Some background on the issue: 45 Rivington, a former schoolhouse turned nursing home, was subject to a deed restriction established in 1992 that limited the building to non-profit usage. Although Allure Group, the nursing-home operator that took over the building in 2014, is a for-profit organization, it was understood that the building would remain as some kind of medical facility for the neighborhood’s many seniors.
But last year, the city controversially lifted the non-profit deed restriction and failed to set down any conditions for the building’s use. The building was then sold to private developers, who plan to convert it into luxury condos. Predictably, the outcry has been significant.
Last week the city’s Department of Investigations released a report accusing Mayor Bill de Blasio’s administration of incompetence and finding a “complete lack of accountability within City government regarding deed restriction removals.” Furthermore, the report found that the Rivington House’s deed restriction removal was handled by a number of agencies that weren’t directly in charge of determining land usage. Yesterday, the Neighbors to Save Rivington House, a community activist group, said in a statement that “the fact that the deed restrictions were lifted without any notice to our electeds or Community Board 3, and that there was NO chance for community discussion and comment is scandalous.”
City Council member Margaret Chin and President Brewer agreed that it was problematic that the deed restrictions were lifted in a manner that completely escaped pubic notice and that lacked any formalized process. In a letter to the City Planning Commission, Brewer and Chin proposed legislation that would create a searchable database of properties with city-imposed deed restrictions, and called for a codified, “public and transparent process” for the lifting or modifying of the restrictions. The pols are also seeking “a more formal process for lifting deed restrictions on formerly city-owned property.” This way, local community boards, borough presidents, city council members, and members of the public could be informed and react quickly. Chin has already introduced this legislation to City Hall in May.
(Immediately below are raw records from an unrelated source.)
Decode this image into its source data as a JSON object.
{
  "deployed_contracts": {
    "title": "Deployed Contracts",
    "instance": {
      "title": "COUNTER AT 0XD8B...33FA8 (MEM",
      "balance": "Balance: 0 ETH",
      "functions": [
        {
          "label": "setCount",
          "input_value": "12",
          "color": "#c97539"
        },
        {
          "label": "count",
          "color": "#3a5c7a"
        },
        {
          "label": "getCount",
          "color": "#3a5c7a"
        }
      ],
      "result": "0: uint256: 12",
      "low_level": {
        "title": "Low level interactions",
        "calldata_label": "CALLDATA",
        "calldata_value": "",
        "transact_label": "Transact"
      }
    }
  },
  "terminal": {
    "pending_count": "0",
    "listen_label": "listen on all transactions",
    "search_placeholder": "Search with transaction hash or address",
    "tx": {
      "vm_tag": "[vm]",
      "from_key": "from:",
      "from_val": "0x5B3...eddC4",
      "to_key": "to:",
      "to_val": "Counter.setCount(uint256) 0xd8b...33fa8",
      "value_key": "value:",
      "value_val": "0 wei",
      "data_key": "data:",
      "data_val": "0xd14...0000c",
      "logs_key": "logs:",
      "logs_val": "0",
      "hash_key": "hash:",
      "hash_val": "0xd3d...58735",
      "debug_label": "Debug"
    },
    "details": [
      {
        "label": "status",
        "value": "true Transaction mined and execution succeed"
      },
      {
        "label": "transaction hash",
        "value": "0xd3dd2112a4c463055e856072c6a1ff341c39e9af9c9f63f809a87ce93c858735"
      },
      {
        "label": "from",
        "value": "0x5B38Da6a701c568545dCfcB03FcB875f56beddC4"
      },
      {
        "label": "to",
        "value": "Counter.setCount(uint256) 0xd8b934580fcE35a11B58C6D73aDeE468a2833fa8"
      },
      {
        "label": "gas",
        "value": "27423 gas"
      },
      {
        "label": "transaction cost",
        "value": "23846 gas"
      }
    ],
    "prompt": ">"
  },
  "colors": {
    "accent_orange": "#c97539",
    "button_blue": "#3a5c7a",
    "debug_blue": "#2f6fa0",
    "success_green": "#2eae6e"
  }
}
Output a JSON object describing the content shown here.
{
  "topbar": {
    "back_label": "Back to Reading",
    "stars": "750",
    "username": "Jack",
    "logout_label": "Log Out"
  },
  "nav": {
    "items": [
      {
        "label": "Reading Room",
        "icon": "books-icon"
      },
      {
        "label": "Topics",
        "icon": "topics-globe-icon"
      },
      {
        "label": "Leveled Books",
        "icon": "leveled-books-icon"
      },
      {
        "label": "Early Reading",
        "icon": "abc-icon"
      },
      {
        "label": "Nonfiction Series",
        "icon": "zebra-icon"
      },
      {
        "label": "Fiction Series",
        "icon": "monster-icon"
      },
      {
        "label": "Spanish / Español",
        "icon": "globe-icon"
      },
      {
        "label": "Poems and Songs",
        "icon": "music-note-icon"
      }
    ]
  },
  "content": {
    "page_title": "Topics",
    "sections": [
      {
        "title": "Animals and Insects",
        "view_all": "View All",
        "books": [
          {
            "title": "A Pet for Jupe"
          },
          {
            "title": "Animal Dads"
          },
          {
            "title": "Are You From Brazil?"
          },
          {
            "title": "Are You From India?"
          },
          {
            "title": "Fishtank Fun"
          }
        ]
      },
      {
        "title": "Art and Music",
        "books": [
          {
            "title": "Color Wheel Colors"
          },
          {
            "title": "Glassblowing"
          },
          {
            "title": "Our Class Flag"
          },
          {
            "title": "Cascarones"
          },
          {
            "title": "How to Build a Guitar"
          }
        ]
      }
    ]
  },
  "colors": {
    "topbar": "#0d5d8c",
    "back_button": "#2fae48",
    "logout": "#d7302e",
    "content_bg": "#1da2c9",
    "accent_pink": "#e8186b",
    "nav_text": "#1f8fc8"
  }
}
However, Brewer and Chin stated in their letter that while “these steps are necessary,” they “no longer believe they are sufficient.”
“Rather than sticking with a broken system that took Rivington House from the community, or creating another system from scratch, it makes sense to utilize a proven process that for decades has guided thousands of land use changes,” Council Member Chin said in a statement at today’s press conference. “By making deed restriction changes subject to ULURP, we will introduce transparency and public input to an inconsistent process that has failed to protect and preserve significant community assets, such as Rivington House.”
Under ULURP, projects involving certain changes such as rezoning, transfer of city property, and adjustments to the city map must be approved by multiple agencies, including the revelant community board, the borough president, the City Planning Commission, the City Council, and the mayor’s office. In their letter to the City Planning Commission, Brewer and Chin invoked a section of the New York City Charter that gives the commission power to determine, with the City Council’s support, what can and cannot be subject to ULURP, meaning that deed restriction removals could very well fall under its jurisdiction as well.
The elected officials urged the Planning Commission to adopt this proposal and present it to the City Council to prevent future losses of community-relevant buildings such as the Rivington House.
Correction: The original version of this post misstated the term Uniform Land Use Review Procedure for Universal Land Use Review Procedure.